The Trump administration has revived hopes for a long-term nuclear waste storage repository at the Yucca Mountain site in Nevada, but private interim storage sites may be faster to license, three Nuclear Regulatory Commission members said June 7.

NRC Acting Chairman Kristine Svinicki and Commissioners Jeff Baran and Stephen Burns testified on the agency's fiscal-year 2018 budget request before the U.S. Senate Appropriations Committee's Subcommittee on Energy and Water Development. The Trump administration has requested $952 million for the NRC in fiscal year 2018, including $30 million on efforts to support activities for the proposed Yucca Mountain deep geological repository. Industry groups praised the proposal's funding for Yucca Mountain licensing, but quicker solutions to the national nuclear waste storage stalemate may exist.

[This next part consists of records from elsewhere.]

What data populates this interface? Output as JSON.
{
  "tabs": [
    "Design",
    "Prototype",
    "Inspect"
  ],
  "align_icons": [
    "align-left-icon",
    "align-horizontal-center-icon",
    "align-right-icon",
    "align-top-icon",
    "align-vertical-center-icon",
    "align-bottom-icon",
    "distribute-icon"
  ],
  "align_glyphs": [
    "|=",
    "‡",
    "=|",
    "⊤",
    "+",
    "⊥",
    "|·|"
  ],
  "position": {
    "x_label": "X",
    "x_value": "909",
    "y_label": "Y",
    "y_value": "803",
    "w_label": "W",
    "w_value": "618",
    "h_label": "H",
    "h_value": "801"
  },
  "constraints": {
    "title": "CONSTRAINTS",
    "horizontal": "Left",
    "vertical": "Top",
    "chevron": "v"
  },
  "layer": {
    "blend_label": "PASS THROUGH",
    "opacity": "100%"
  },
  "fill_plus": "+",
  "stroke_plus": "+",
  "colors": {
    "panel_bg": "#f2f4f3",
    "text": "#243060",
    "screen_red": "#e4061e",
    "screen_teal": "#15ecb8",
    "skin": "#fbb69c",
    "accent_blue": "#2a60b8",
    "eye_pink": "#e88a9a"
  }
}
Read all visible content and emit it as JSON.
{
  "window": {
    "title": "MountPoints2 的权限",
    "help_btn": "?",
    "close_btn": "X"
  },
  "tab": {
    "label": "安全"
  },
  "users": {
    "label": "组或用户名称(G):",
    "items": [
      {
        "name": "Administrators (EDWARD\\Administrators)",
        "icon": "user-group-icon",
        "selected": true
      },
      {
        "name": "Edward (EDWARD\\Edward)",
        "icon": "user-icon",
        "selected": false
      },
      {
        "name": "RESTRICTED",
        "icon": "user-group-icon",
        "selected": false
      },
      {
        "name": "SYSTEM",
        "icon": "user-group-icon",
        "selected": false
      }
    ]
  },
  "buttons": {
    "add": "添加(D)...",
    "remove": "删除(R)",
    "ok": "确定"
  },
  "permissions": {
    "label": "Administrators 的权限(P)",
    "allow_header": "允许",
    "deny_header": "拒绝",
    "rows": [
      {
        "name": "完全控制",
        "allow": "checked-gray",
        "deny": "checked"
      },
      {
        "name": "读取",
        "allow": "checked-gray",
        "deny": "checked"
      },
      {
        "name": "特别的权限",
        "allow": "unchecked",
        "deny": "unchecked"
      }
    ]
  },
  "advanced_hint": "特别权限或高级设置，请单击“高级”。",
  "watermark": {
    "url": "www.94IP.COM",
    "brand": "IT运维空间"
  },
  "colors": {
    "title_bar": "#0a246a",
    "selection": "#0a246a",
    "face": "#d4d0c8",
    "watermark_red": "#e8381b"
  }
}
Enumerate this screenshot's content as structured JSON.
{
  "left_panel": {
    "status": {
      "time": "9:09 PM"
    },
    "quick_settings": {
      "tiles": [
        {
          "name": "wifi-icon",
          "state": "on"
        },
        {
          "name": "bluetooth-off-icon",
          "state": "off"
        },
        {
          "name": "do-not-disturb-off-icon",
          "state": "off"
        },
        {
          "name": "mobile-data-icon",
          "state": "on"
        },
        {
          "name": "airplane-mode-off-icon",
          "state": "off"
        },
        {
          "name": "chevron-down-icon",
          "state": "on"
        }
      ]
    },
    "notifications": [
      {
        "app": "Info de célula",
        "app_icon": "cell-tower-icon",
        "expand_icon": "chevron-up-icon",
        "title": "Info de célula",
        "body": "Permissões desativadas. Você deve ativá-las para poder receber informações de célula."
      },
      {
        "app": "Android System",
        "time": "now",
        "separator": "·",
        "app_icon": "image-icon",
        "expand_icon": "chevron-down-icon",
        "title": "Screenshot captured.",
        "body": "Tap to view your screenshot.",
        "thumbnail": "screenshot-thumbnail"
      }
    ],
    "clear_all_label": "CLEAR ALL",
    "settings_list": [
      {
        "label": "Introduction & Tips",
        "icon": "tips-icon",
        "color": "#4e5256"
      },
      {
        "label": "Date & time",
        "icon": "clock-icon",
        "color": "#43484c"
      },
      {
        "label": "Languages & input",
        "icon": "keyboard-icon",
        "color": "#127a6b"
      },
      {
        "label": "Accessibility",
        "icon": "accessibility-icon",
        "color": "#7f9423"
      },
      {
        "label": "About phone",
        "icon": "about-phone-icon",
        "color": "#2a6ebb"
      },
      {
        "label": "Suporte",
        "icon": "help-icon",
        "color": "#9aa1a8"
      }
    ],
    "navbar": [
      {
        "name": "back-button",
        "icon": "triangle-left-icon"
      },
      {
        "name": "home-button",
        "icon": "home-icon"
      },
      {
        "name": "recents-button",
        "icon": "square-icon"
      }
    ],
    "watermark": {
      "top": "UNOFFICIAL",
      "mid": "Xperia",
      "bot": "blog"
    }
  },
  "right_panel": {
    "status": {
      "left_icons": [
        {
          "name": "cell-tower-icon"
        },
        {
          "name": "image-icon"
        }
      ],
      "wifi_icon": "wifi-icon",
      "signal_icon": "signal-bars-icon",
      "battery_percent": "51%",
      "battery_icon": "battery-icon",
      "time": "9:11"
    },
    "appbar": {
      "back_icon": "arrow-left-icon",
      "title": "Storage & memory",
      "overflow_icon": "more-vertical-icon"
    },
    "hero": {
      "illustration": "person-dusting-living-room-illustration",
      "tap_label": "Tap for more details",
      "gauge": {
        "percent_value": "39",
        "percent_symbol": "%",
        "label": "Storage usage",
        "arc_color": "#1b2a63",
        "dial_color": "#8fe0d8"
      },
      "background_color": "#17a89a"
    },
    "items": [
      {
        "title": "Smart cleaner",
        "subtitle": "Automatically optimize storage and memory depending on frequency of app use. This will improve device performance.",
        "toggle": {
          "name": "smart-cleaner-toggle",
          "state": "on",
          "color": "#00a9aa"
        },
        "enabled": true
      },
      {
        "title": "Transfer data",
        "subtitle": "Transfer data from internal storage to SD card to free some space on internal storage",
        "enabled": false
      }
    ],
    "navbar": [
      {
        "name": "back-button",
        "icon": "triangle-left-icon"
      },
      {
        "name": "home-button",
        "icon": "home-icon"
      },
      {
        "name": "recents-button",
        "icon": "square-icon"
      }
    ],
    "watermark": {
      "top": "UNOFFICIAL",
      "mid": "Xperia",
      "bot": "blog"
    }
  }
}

Svinicki told the subcommittee the NRC will take about three years to review two applications for private interim storage projects that are pending before the commission. One application is for a storage facility in southeastern New Mexico submitted by Holtec International. The other application is for an above-ground facility in Texas, but developer Waste Control Specialists asked the NRC to suspend review of that project while the company conducts a business acquisition.

The NRC's acting chairman declined to say whether Yucca Mountain could more quickly take spent fuel than the interim storage projects but estimated the licensing for the private initiatives would be faster. Svinicki said the NRC would take about three to five years to issue a licensing decision on Yucca Mountain, up to two years beyond what she projected for private interim projects. Baran, however, cautioned that the licensing time for the private projects could be longer if they are challenged through the NRC's adjudicatory process.

Opposition from Democrats, including former Senate Majority Leader Harry Reid, prompted the Obama administration to defund the Yucca Mountain initiative and halt its licensing review in 2010. But Republicans in the U.S. House of Representatives are hopeful that President Donald Trump will restart the project. In his "skinny budget" for fiscal year 2018 released in March, Trump called for a combined $120 million to resume Yucca licensing and fund a "robust" interim storage program to handle the country's spent nuclear fuel.

"I believe that Yucca Mountain can and should be part of the solution," Subcommittee Chairman Lamar Alexander, R-Tenn., said at the June 7 hearing. Alexander and Ranking Member Dianne Feinstein, D-Calif., have co-sponsored past legislation that would support development of short-term storage sites and create a consent-based process for siting new facilities, but the proposal has encountered opposition from industry groups and other lawmakers.

"Today, we have 78 sites and no place for nuclear waste," Feinstein said. "We don't seem to be able to get together."